:: WHAT TO PRODUCE ::
Work out how many lines in the following entries contain the string "header", and write only that number.

#### INFORMATION PROVIDED ####

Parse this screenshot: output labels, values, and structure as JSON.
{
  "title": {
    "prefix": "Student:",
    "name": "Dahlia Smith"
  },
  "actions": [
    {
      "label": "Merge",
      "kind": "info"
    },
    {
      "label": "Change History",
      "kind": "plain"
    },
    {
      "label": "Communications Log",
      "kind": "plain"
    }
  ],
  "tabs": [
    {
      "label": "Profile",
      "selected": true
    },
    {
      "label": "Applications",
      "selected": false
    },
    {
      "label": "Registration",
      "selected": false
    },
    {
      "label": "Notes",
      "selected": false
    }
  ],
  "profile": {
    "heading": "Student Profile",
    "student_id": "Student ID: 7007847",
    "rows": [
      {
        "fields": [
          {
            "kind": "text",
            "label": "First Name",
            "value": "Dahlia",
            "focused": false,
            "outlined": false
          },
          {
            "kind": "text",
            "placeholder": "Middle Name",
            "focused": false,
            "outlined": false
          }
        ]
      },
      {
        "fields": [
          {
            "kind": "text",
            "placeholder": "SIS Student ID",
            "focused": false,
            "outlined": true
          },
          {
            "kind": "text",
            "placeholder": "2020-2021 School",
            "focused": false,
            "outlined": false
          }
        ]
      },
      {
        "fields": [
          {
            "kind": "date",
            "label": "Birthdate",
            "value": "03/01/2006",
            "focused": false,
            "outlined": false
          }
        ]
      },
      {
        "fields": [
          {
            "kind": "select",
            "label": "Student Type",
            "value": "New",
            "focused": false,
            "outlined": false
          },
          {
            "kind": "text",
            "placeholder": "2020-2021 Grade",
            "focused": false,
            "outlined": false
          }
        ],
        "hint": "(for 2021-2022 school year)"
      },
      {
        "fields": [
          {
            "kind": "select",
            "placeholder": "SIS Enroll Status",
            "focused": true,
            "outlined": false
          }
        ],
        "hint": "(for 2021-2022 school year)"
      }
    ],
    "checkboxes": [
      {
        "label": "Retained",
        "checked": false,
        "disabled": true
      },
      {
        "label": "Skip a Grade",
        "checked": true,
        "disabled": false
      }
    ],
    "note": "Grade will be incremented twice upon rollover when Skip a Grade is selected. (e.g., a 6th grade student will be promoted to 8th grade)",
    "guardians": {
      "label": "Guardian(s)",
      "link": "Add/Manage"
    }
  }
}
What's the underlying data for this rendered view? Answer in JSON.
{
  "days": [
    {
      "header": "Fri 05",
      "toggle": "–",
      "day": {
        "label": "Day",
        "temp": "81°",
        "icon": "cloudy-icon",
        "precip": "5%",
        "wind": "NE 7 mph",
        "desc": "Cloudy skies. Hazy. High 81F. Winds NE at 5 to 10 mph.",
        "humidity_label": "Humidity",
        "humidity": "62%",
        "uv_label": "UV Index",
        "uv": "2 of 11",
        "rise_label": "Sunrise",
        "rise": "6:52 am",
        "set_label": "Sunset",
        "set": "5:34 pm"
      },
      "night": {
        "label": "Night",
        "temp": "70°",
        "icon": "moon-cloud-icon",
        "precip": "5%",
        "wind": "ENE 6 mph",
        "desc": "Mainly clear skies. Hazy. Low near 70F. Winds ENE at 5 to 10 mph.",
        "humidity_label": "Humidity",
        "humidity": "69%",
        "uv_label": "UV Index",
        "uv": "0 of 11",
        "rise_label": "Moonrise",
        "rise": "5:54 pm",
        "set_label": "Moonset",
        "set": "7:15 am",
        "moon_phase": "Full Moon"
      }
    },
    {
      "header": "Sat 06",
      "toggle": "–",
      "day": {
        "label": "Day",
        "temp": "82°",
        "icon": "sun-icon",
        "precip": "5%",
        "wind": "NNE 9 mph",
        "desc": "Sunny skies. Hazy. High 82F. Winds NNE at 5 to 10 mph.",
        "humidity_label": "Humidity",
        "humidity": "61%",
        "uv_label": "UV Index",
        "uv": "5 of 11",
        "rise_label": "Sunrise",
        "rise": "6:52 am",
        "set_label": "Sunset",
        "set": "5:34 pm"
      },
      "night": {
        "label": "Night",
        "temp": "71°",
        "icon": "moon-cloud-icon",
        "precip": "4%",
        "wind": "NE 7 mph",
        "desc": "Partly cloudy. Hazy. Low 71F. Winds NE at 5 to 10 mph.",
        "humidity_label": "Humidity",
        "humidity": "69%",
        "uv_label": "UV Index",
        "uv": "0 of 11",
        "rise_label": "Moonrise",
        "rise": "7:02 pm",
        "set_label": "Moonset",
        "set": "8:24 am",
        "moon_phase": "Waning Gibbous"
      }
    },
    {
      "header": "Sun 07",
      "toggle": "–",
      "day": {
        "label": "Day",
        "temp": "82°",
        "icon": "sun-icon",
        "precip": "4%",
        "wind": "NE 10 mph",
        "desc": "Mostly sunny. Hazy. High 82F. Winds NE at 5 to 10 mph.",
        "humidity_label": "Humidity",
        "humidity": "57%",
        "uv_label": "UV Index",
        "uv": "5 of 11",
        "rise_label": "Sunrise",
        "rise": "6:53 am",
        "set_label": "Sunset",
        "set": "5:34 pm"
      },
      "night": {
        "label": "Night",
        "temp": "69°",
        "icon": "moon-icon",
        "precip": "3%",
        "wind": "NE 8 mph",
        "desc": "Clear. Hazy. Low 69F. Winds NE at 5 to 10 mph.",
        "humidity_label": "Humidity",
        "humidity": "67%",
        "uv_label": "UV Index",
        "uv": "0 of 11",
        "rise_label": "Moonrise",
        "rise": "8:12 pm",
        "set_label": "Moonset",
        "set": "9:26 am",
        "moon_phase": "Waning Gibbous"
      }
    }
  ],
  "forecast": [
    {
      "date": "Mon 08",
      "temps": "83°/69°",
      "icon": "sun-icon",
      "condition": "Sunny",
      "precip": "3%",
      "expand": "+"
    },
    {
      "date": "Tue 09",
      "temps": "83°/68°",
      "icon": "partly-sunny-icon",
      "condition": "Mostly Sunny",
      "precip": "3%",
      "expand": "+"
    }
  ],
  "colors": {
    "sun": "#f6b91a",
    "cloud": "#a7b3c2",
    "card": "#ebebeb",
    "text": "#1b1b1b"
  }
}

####

:: RESULT OF THIS TASK ::
3